## WORK REQUEST
In the lines below, the string "YouGo" may appear; say how many lines hold it and give nothing more.

(Website and app data records)

....

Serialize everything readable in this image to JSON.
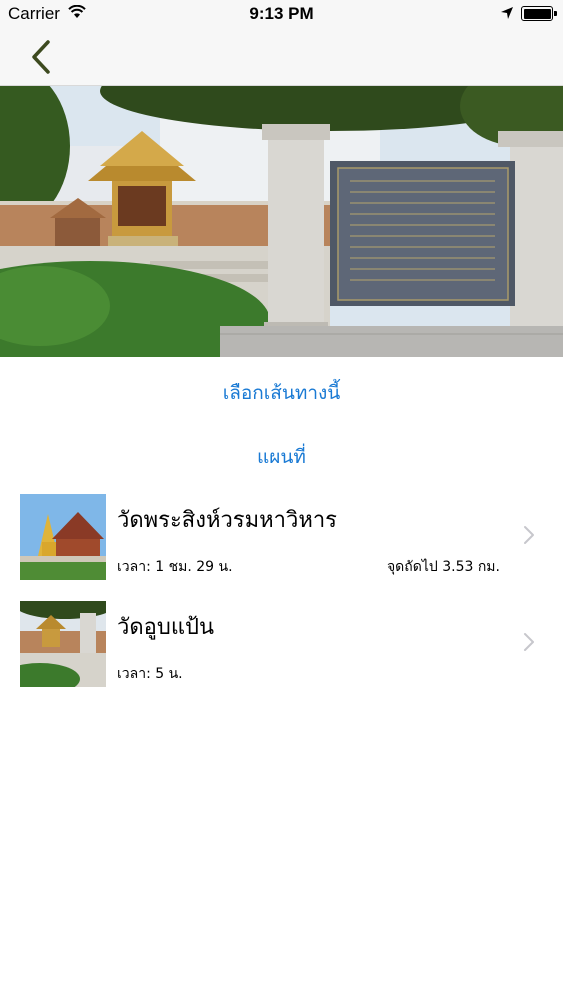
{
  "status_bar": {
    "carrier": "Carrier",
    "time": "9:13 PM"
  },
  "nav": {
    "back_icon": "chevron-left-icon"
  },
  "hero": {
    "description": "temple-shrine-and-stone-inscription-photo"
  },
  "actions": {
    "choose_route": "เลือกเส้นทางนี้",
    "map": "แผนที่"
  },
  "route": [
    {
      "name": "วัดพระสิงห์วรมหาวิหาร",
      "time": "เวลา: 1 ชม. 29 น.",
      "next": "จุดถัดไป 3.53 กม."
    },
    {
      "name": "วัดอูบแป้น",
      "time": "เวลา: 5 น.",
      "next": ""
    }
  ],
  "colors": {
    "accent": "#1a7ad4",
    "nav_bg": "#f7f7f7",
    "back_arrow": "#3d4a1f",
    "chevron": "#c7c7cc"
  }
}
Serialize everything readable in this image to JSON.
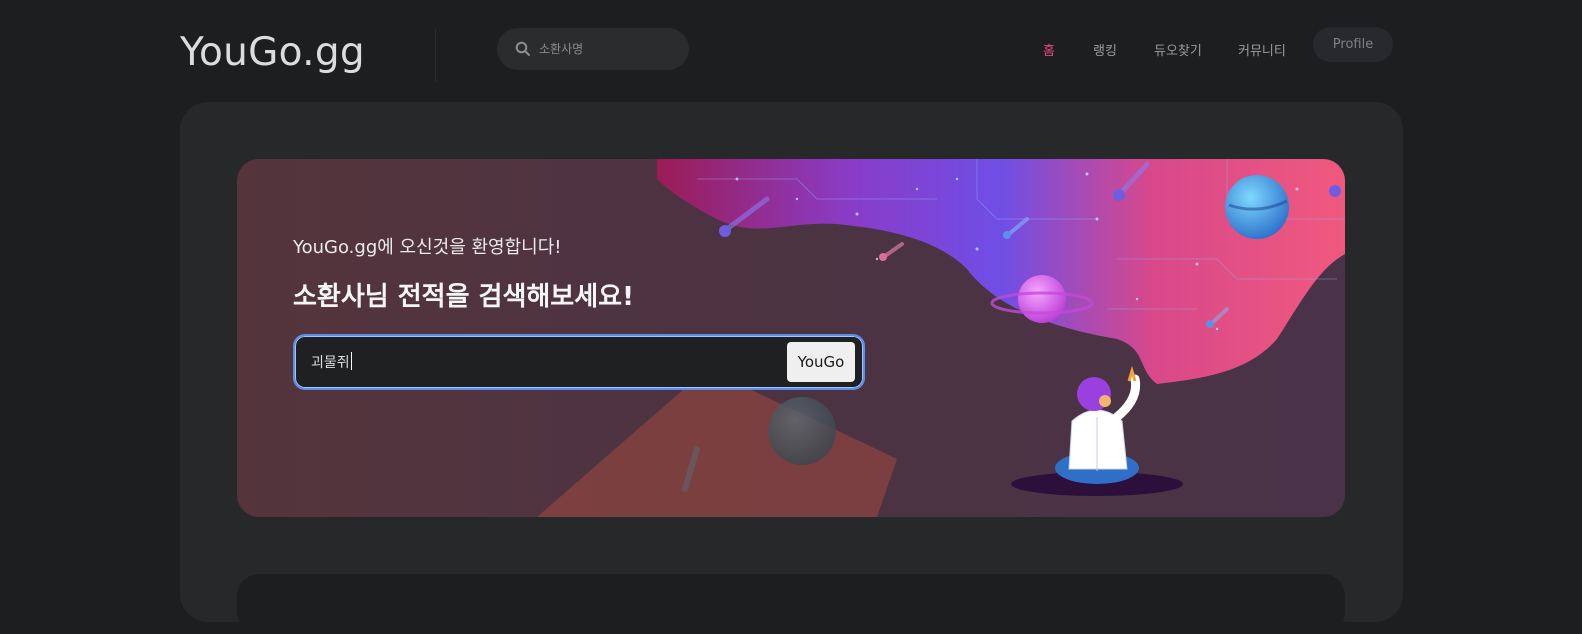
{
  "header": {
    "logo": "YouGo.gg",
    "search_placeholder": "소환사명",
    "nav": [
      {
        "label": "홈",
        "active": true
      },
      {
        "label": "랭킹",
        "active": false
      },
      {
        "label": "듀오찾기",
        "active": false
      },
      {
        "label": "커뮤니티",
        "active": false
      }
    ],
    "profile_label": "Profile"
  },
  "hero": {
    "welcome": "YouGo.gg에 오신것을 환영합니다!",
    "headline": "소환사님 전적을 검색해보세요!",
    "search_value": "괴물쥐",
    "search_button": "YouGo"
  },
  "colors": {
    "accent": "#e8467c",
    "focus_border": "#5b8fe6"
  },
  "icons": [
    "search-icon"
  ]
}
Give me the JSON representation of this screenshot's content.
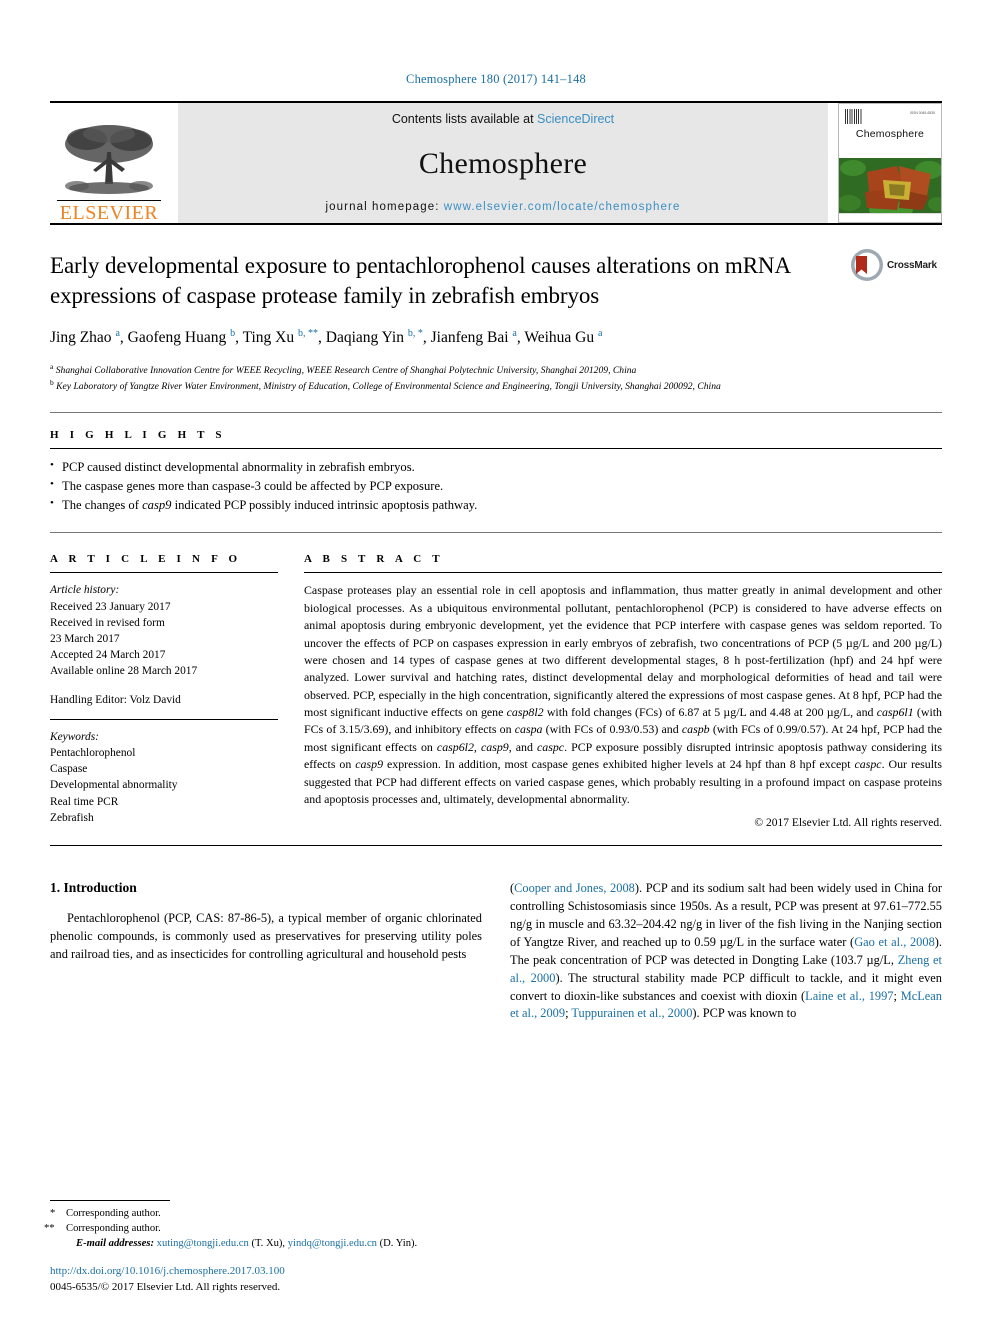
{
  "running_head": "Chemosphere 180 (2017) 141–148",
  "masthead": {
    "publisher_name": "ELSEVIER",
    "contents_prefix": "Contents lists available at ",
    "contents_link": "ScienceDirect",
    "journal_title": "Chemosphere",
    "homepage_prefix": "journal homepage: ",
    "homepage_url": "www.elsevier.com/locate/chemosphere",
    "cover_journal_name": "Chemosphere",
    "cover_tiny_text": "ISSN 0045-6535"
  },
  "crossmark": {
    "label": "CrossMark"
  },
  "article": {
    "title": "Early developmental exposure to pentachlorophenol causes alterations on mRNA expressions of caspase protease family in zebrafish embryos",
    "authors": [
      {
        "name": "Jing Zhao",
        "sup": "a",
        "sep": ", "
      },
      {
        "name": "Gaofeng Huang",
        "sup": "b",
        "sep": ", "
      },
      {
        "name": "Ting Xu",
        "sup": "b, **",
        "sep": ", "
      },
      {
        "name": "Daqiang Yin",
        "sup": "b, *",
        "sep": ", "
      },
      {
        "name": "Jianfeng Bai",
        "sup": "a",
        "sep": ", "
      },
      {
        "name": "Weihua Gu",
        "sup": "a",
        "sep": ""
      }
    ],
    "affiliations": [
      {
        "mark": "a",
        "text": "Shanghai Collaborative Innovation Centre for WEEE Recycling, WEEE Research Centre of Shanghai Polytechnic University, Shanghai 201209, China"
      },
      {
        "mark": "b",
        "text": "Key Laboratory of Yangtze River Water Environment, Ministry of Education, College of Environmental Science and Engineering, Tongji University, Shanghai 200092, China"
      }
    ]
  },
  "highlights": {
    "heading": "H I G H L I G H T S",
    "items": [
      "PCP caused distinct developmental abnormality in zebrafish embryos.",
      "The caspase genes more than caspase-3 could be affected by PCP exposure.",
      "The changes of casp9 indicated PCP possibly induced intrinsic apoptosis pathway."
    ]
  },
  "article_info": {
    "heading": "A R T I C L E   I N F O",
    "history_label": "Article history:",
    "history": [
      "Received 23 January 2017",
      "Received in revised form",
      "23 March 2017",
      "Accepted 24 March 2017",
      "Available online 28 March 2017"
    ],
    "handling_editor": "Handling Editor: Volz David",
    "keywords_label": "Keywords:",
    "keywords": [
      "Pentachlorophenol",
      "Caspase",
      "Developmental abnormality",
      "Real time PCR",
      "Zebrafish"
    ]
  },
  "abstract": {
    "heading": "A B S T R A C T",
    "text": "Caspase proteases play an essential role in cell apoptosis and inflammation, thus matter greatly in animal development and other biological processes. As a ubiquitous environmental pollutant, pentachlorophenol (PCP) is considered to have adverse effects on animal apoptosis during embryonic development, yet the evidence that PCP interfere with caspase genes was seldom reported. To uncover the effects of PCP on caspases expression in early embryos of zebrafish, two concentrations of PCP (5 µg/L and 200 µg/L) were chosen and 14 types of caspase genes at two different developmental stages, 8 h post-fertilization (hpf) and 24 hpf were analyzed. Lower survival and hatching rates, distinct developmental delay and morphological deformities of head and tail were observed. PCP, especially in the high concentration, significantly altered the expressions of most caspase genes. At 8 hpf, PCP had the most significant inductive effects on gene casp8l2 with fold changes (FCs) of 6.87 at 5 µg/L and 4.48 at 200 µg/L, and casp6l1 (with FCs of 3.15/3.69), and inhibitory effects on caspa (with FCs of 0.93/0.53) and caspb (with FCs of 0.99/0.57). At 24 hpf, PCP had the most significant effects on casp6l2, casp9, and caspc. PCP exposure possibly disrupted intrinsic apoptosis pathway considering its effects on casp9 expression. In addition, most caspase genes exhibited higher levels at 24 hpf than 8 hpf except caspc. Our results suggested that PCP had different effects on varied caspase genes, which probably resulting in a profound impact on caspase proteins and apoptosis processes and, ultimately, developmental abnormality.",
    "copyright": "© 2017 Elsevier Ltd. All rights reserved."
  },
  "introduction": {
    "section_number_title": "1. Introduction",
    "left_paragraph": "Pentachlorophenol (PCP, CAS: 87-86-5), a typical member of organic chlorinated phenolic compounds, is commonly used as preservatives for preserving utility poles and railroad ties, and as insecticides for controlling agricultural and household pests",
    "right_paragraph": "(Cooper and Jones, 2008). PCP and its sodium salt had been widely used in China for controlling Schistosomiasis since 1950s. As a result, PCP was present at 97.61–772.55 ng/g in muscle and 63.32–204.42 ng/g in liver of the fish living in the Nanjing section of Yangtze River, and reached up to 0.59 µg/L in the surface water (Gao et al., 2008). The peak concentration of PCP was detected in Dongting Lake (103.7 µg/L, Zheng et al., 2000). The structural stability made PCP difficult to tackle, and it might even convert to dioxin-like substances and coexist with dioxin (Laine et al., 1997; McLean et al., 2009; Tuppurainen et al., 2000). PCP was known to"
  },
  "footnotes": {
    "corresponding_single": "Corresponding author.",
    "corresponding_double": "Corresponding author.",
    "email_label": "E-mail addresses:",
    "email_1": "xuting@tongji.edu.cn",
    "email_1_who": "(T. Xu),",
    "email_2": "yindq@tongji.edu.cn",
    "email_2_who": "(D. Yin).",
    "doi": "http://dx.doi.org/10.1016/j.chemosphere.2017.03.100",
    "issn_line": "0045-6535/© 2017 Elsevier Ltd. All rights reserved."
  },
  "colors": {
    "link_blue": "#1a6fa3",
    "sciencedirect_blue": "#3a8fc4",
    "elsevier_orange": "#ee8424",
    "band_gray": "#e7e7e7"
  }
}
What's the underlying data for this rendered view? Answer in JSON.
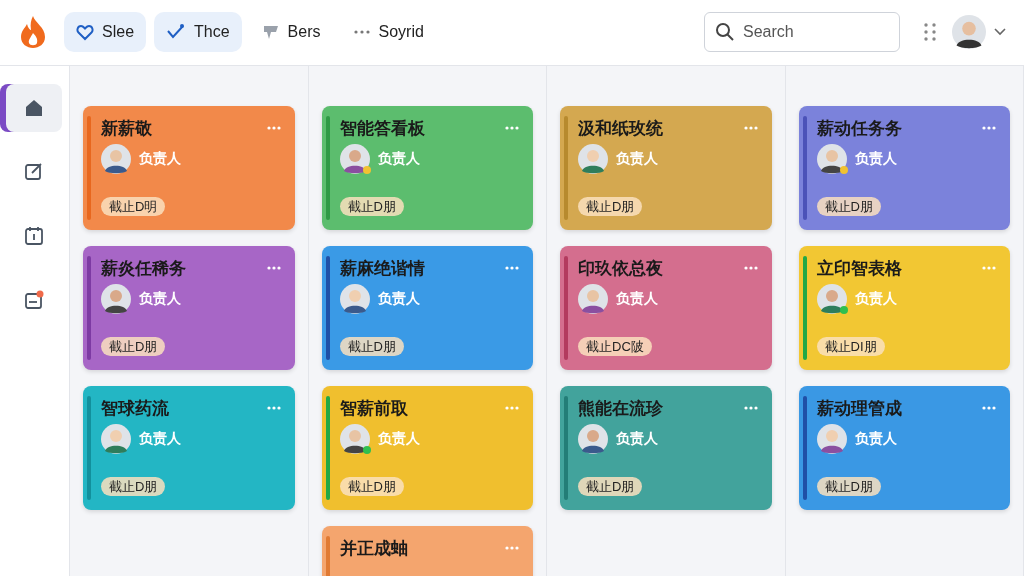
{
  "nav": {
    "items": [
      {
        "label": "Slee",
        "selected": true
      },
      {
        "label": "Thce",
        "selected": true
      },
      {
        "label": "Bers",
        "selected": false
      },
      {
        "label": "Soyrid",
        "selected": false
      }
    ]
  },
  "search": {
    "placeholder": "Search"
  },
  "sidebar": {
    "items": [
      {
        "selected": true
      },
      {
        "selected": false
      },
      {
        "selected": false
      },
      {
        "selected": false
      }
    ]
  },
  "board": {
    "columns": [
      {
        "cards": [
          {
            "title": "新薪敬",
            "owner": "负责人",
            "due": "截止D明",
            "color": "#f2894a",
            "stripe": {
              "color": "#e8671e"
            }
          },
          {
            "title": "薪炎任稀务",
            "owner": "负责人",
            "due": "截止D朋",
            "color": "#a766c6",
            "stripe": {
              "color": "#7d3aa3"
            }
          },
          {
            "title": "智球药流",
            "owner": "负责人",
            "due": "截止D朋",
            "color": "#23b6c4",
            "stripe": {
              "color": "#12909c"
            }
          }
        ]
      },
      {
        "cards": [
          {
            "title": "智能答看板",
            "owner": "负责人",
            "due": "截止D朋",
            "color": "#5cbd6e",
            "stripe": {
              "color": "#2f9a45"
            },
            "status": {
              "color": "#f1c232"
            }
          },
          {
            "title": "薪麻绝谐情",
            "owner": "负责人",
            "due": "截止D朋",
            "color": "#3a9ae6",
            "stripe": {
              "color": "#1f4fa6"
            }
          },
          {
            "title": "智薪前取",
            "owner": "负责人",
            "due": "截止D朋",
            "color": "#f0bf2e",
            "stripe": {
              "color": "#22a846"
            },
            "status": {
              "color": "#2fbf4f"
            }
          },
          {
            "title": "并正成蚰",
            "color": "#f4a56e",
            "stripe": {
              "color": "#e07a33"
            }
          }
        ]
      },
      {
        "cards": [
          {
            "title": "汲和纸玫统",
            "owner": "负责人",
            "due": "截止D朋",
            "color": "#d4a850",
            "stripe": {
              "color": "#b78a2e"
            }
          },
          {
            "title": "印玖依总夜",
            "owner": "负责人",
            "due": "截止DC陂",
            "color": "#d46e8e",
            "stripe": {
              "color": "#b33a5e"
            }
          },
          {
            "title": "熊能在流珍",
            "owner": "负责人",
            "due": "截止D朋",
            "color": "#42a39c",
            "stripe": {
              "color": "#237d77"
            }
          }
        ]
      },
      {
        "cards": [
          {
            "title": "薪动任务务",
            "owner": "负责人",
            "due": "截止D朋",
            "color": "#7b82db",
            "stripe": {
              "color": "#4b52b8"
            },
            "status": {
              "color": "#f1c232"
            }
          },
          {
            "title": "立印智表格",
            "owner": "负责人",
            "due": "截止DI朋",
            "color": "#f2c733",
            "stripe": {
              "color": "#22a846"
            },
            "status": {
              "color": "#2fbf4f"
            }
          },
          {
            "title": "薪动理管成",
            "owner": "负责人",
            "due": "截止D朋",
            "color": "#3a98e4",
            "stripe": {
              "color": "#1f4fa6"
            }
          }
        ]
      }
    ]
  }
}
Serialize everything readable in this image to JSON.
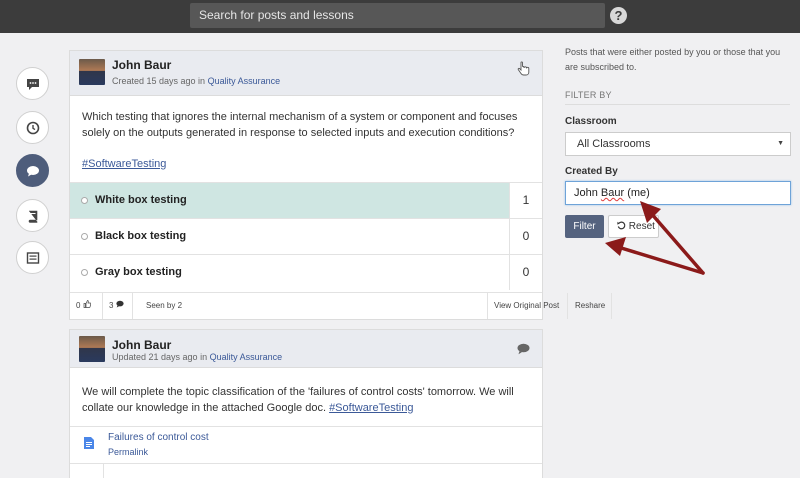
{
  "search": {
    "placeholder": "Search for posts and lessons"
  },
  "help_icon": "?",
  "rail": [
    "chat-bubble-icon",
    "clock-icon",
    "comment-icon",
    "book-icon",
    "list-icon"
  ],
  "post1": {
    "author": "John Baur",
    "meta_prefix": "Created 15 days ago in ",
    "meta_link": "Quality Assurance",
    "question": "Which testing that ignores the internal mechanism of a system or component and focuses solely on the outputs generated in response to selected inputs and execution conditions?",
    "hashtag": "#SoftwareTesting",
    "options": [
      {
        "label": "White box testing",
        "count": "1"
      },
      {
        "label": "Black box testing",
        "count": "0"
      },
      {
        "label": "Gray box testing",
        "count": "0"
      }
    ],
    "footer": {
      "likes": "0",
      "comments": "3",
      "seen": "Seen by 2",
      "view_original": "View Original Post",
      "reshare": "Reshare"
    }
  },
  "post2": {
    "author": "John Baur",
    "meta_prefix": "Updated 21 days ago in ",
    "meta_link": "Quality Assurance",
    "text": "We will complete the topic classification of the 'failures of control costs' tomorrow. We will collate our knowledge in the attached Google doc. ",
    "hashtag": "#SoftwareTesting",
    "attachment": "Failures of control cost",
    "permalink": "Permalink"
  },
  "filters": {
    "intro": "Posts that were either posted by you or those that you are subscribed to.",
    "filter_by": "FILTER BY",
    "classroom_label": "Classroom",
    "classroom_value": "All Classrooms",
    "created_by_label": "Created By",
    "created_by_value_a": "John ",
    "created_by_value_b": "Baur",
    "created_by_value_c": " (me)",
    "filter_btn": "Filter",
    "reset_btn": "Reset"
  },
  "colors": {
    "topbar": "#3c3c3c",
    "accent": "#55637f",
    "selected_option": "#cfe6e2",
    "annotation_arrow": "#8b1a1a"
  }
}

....

## RESPONSE TO THE TASK
3